▸ Task: Only lines containing the word "JSON" belong in the answer; copy each one from the records.

▸ The records:
----------
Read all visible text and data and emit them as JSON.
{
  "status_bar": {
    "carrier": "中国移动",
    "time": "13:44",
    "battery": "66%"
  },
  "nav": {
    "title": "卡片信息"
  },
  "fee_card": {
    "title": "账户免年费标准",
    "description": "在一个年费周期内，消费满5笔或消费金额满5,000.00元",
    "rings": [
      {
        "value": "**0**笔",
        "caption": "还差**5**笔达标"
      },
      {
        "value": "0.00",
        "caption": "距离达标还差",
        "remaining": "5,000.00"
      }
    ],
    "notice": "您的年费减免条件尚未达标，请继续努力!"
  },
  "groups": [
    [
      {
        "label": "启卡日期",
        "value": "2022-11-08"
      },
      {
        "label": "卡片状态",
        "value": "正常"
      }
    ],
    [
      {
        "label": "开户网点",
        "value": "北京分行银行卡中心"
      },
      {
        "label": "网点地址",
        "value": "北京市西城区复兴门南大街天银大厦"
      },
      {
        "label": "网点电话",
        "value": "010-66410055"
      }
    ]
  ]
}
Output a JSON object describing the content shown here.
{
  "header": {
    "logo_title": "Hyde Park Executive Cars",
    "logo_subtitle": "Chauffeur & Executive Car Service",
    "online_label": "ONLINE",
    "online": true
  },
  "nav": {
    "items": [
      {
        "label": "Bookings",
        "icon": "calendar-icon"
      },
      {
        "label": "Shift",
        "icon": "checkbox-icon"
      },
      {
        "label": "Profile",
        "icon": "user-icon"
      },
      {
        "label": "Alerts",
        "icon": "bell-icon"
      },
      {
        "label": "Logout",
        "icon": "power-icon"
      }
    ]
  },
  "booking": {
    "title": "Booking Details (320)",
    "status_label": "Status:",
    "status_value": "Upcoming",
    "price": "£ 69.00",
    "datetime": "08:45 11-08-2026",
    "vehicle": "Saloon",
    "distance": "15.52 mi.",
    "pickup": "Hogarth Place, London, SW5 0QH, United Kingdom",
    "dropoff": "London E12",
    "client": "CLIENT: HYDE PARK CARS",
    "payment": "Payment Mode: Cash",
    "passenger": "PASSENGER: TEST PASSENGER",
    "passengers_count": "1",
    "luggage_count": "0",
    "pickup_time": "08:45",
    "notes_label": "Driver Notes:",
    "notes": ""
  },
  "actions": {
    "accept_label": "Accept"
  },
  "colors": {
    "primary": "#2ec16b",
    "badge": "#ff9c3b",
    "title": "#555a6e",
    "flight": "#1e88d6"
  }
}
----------
▸ Task solution:
Read all visible text and data and emit them as JSON.
Output a JSON object describing the content shown here.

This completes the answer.